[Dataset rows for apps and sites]
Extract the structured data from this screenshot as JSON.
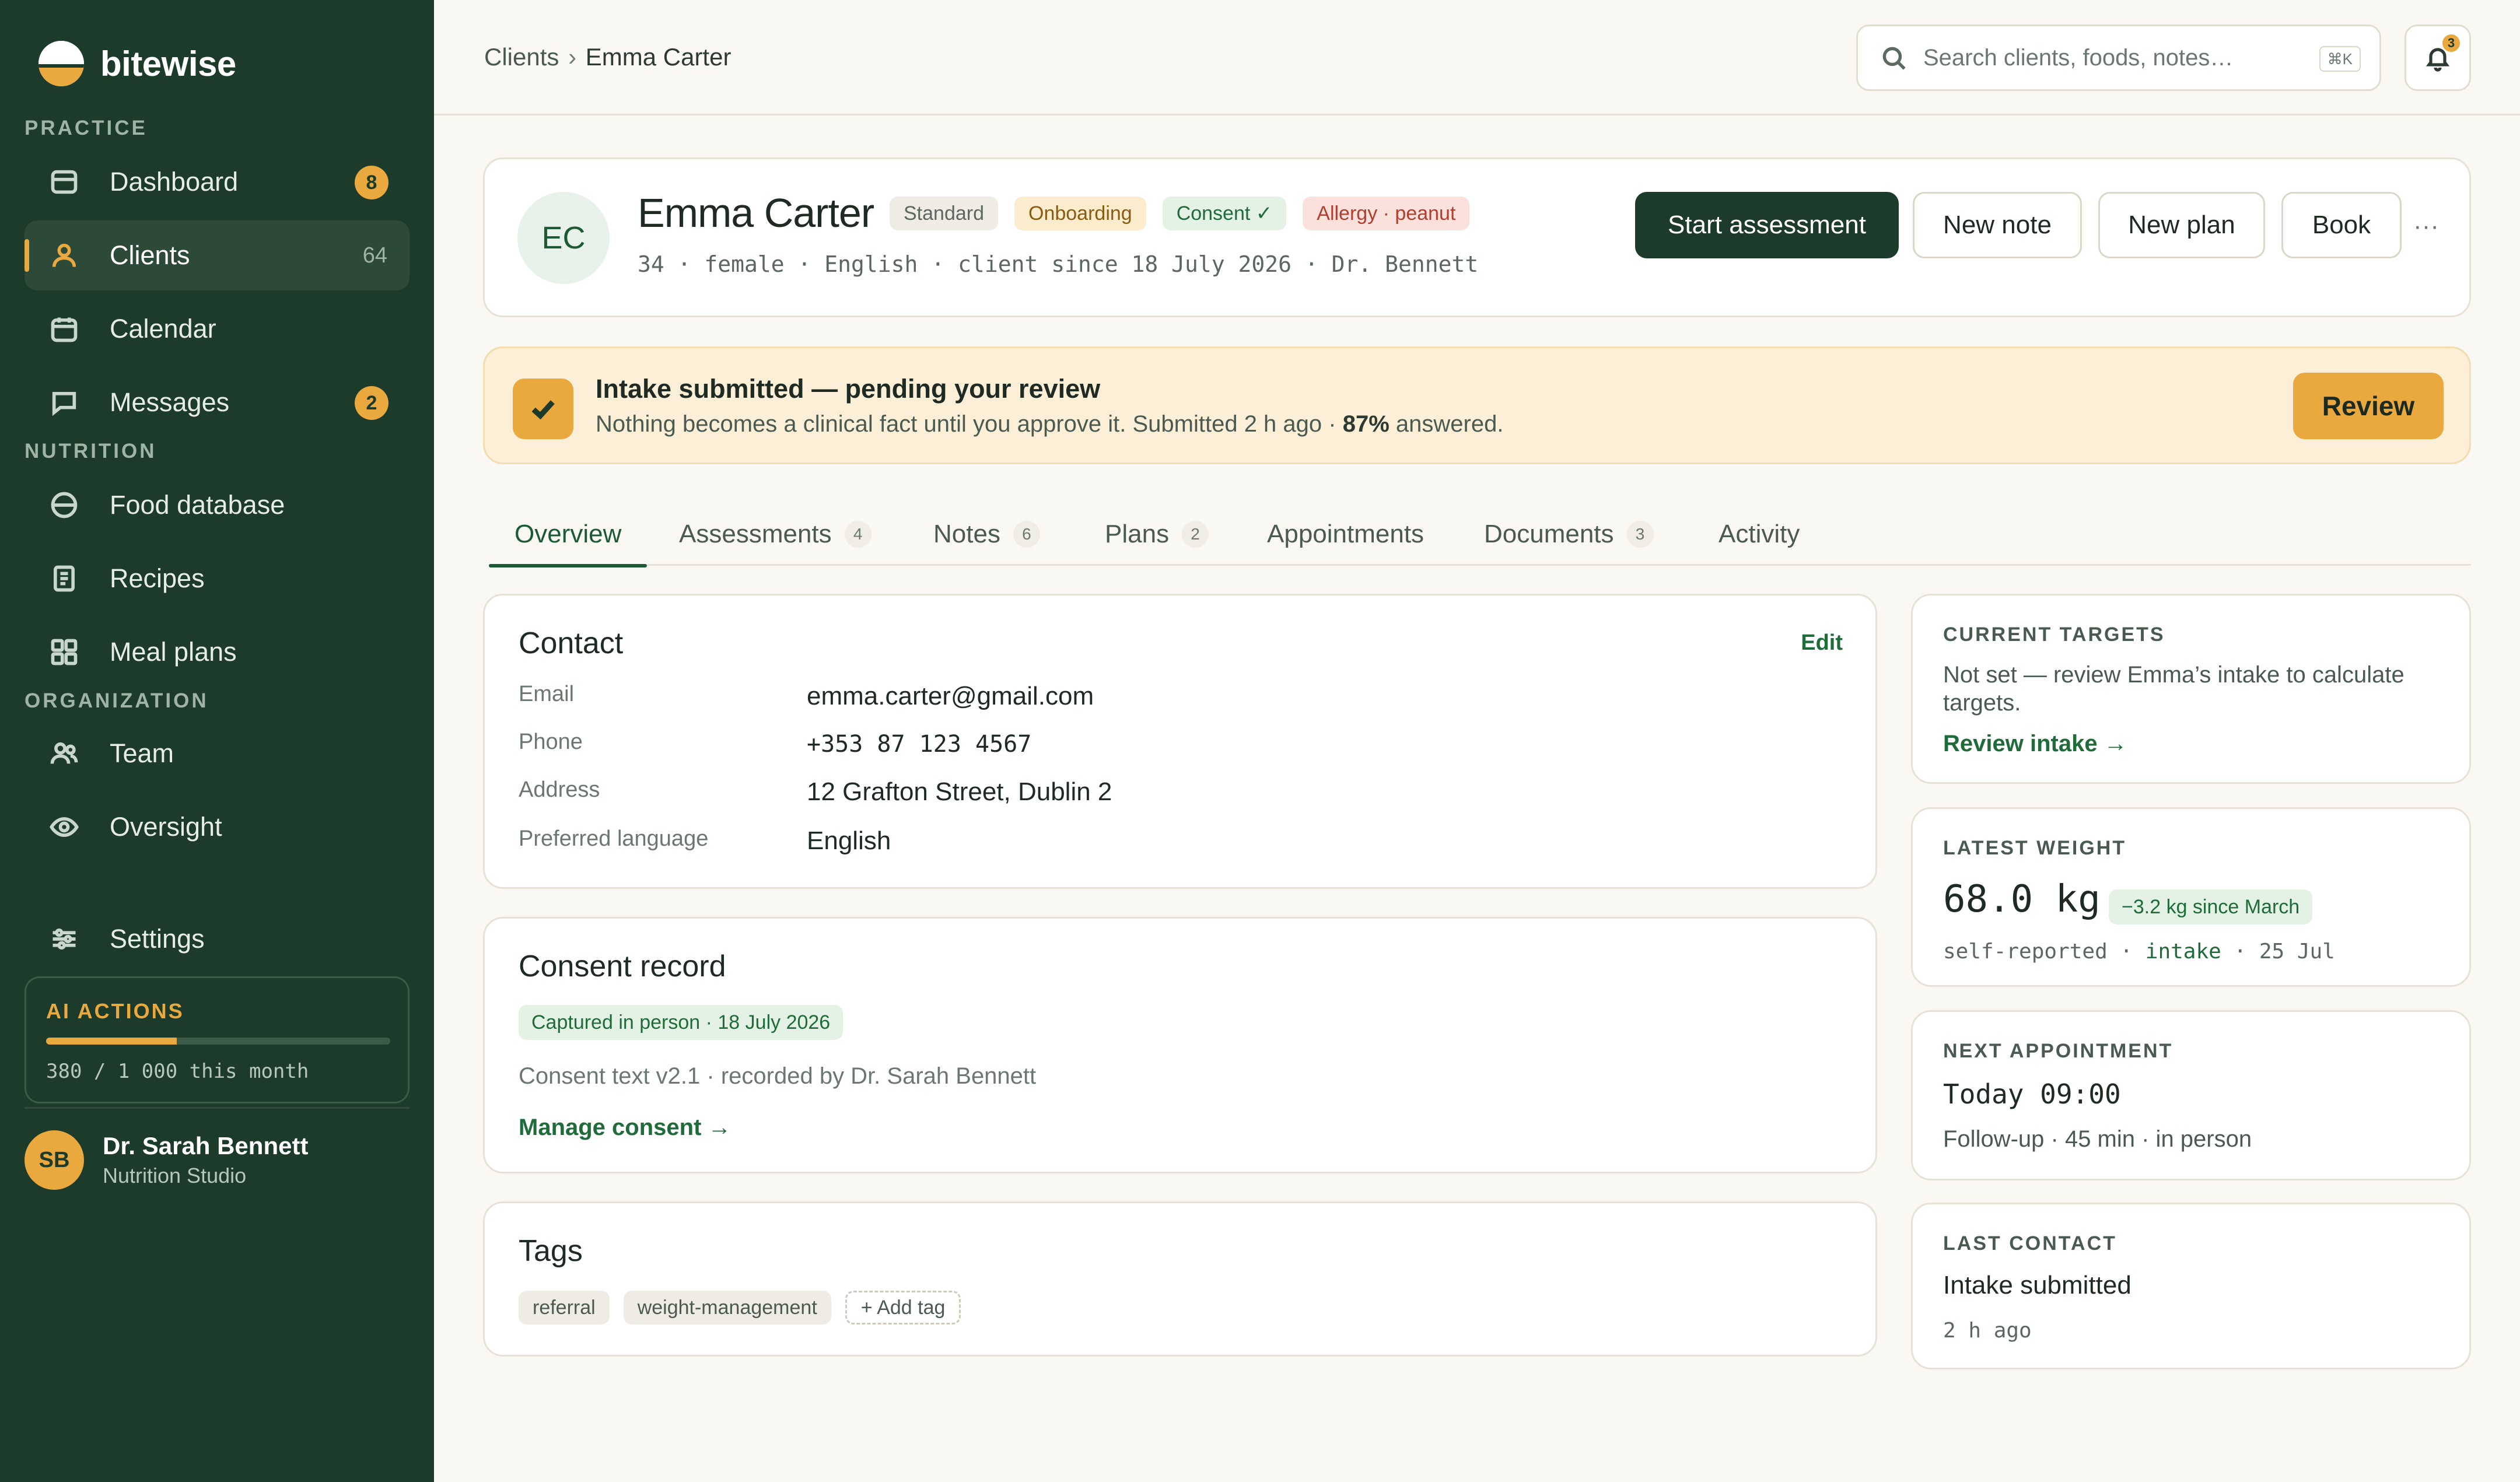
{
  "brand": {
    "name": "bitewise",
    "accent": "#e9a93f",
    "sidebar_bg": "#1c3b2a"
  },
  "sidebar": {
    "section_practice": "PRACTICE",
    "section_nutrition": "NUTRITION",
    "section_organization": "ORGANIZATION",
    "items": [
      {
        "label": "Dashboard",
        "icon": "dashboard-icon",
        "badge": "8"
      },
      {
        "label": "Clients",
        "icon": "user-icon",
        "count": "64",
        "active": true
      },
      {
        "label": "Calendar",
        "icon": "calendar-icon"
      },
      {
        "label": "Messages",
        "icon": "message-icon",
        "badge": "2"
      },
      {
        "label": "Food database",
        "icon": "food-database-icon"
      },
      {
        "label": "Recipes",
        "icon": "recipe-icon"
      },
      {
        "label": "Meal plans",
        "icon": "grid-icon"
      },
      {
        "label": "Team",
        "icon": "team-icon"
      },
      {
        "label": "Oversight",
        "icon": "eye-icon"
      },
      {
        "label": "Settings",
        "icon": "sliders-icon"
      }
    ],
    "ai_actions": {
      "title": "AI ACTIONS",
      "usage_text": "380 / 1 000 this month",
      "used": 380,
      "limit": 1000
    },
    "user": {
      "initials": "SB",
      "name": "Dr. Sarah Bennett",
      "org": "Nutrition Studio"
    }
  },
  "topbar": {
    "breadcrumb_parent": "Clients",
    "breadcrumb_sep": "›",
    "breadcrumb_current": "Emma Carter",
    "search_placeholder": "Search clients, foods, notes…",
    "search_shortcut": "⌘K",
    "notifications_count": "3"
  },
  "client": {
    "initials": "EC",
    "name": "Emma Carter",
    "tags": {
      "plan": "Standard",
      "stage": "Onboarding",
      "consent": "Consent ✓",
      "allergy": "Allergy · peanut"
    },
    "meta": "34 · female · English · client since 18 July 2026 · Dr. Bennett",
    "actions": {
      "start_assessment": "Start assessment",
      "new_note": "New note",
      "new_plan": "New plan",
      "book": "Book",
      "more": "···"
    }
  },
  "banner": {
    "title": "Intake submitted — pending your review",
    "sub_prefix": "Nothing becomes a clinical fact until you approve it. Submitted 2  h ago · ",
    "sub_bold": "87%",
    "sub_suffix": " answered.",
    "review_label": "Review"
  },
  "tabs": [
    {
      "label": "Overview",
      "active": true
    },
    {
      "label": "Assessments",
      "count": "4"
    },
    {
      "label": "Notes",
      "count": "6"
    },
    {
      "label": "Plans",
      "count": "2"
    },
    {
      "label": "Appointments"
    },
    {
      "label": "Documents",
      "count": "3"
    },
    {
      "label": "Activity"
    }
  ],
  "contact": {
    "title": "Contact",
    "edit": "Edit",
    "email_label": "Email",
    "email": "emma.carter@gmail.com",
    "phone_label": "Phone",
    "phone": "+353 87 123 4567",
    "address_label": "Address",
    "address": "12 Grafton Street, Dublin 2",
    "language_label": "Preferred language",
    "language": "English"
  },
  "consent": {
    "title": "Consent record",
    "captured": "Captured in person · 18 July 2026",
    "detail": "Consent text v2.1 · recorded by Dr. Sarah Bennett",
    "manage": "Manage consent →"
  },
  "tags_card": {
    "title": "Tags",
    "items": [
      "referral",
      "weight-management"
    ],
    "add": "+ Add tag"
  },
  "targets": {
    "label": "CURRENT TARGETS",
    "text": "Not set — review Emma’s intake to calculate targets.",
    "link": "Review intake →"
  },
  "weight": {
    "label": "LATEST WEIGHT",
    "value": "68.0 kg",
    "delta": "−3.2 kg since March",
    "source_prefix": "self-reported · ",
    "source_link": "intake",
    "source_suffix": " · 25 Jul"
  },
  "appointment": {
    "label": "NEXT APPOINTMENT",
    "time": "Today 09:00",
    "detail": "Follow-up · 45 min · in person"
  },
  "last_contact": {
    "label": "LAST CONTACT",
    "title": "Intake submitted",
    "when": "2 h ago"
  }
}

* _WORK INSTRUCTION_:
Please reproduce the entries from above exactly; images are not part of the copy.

* _ANSWER SPACE_:
Extract the structured data from this screenshot as JSON.
{
  "brand": {
    "name": "bitewise",
    "accent": "#e9a93f",
    "sidebar_bg": "#1c3b2a"
  },
  "sidebar": {
    "section_practice": "PRACTICE",
    "section_nutrition": "NUTRITION",
    "section_organization": "ORGANIZATION",
    "items": [
      {
        "label": "Dashboard",
        "icon": "dashboard-icon",
        "badge": "8"
      },
      {
        "label": "Clients",
        "icon": "user-icon",
        "count": "64",
        "active": true
      },
      {
        "label": "Calendar",
        "icon": "calendar-icon"
      },
      {
        "label": "Messages",
        "icon": "message-icon",
        "badge": "2"
      },
      {
        "label": "Food database",
        "icon": "food-database-icon"
      },
      {
        "label": "Recipes",
        "icon": "recipe-icon"
      },
      {
        "label": "Meal plans",
        "icon": "grid-icon"
      },
      {
        "label": "Team",
        "icon": "team-icon"
      },
      {
        "label": "Oversight",
        "icon": "eye-icon"
      },
      {
        "label": "Settings",
        "icon": "sliders-icon"
      }
    ],
    "ai_actions": {
      "title": "AI ACTIONS",
      "usage_text": "380 / 1 000 this month",
      "used": 380,
      "limit": 1000
    },
    "user": {
      "initials": "SB",
      "name": "Dr. Sarah Bennett",
      "org": "Nutrition Studio"
    }
  },
  "topbar": {
    "breadcrumb_parent": "Clients",
    "breadcrumb_sep": "›",
    "breadcrumb_current": "Emma Carter",
    "search_placeholder": "Search clients, foods, notes…",
    "search_shortcut": "⌘K",
    "notifications_count": "3"
  },
  "client": {
    "initials": "EC",
    "name": "Emma Carter",
    "tags": {
      "plan": "Standard",
      "stage": "Onboarding",
      "consent": "Consent ✓",
      "allergy": "Allergy · peanut"
    },
    "meta": "34 · female · English · client since 18 July 2026 · Dr. Bennett",
    "actions": {
      "start_assessment": "Start assessment",
      "new_note": "New note",
      "new_plan": "New plan",
      "book": "Book",
      "more": "···"
    }
  },
  "banner": {
    "title": "Intake submitted — pending your review",
    "sub_prefix": "Nothing becomes a clinical fact until you approve it. Submitted 2  h ago · ",
    "sub_bold": "87%",
    "sub_suffix": " answered.",
    "review_label": "Review"
  },
  "tabs": [
    {
      "label": "Overview",
      "active": true
    },
    {
      "label": "Assessments",
      "count": "4"
    },
    {
      "label": "Notes",
      "count": "6"
    },
    {
      "label": "Plans",
      "count": "2"
    },
    {
      "label": "Appointments"
    },
    {
      "label": "Documents",
      "count": "3"
    },
    {
      "label": "Activity"
    }
  ],
  "contact": {
    "title": "Contact",
    "edit": "Edit",
    "email_label": "Email",
    "email": "emma.carter@gmail.com",
    "phone_label": "Phone",
    "phone": "+353 87 123 4567",
    "address_label": "Address",
    "address": "12 Grafton Street, Dublin 2",
    "language_label": "Preferred language",
    "language": "English"
  },
  "consent": {
    "title": "Consent record",
    "captured": "Captured in person · 18 July 2026",
    "detail": "Consent text v2.1 · recorded by Dr. Sarah Bennett",
    "manage": "Manage consent →"
  },
  "tags_card": {
    "title": "Tags",
    "items": [
      "referral",
      "weight-management"
    ],
    "add": "+ Add tag"
  },
  "targets": {
    "label": "CURRENT TARGETS",
    "text": "Not set — review Emma’s intake to calculate targets.",
    "link": "Review intake →"
  },
  "weight": {
    "label": "LATEST WEIGHT",
    "value": "68.0 kg",
    "delta": "−3.2 kg since March",
    "source_prefix": "self-reported · ",
    "source_link": "intake",
    "source_suffix": " · 25 Jul"
  },
  "appointment": {
    "label": "NEXT APPOINTMENT",
    "time": "Today 09:00",
    "detail": "Follow-up · 45 min · in person"
  },
  "last_contact": {
    "label": "LAST CONTACT",
    "title": "Intake submitted",
    "when": "2 h ago"
  }
}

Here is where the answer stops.